Every woman carried at least one in her purse.
Matchbook kits were a popular advertising means
by businesses, particularly banks and hosiery
companies. Each kit contained silk or cotton
thread for emergency repairs and matchsticks
called arrestor rods or stop-run sticks which
were moistened and applied to hosiery runs to
prevent further action.
Bank kit is 1960s. Real Silk Hosiery Mills dates
around mid-1930s through WWII and would have
been used on rayon hose as well as silk.
Belding Corticelli [see closeup] dressmaker shears, est. 1970s, possibly earlier. No other information available at this time regarding manufacturer or length of time BC produced scissors under its name. - Courtesy Sharon Flatbush
How a young girl in the 1890s occupied part of her time.
This lovely belgian linen sewing back with its beautiful embroidery is
missing its silk ribbon but is in perfect condition otherwise. It was to
hold larger sewing supplies while a hussif [old eng. from housewife], a
small roll-type bag, held smaller sewing tools as shown. - Courtesy of Pamela Keating
back view of hussif showing silk ribbon ties and owner’s
side view of unrolled hussif, showing tiny stitching which holds wrapper to padded ends and silk ribbon ties..
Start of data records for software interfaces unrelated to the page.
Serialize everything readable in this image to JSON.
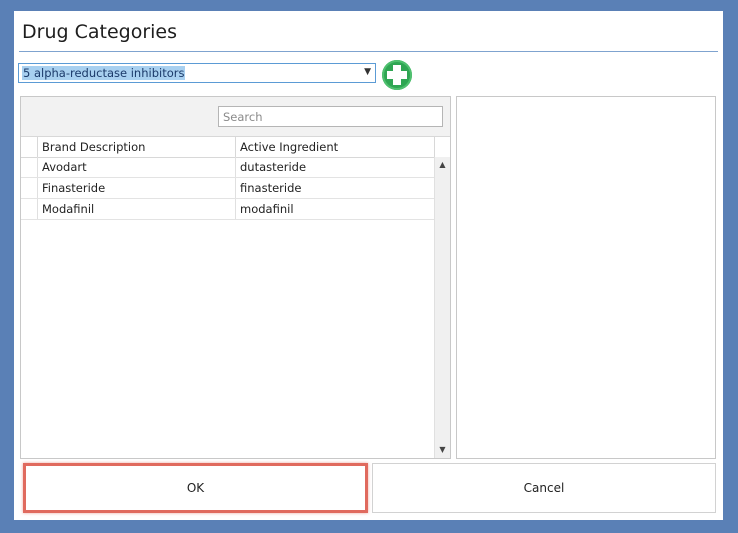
{
  "dialog": {
    "title": "Drug Categories"
  },
  "category_select": {
    "selected": "5 alpha-reductase inhibitors"
  },
  "add_button": {
    "icon": "plus-circle-icon",
    "color": "#2fa653"
  },
  "search": {
    "placeholder": "Search"
  },
  "grid": {
    "columns": [
      "Brand Description",
      "Active Ingredient"
    ],
    "rows": [
      {
        "brand": "Avodart",
        "ingredient": "dutasteride"
      },
      {
        "brand": "Finasteride",
        "ingredient": "finasteride"
      },
      {
        "brand": "Modafinil",
        "ingredient": "modafinil"
      }
    ]
  },
  "buttons": {
    "ok_label": "OK",
    "cancel_label": "Cancel"
  },
  "colors": {
    "window_background": "#5a80b6",
    "highlight": "#e06a5e",
    "selection": "#a8d0f0"
  }
}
inside view of hussif. which contains an ivory awl for making eyelet holes, silk thread from Germany and an attached needle cushion. Embroidery or small scissors would have been inserted in holder shown on the upper flap.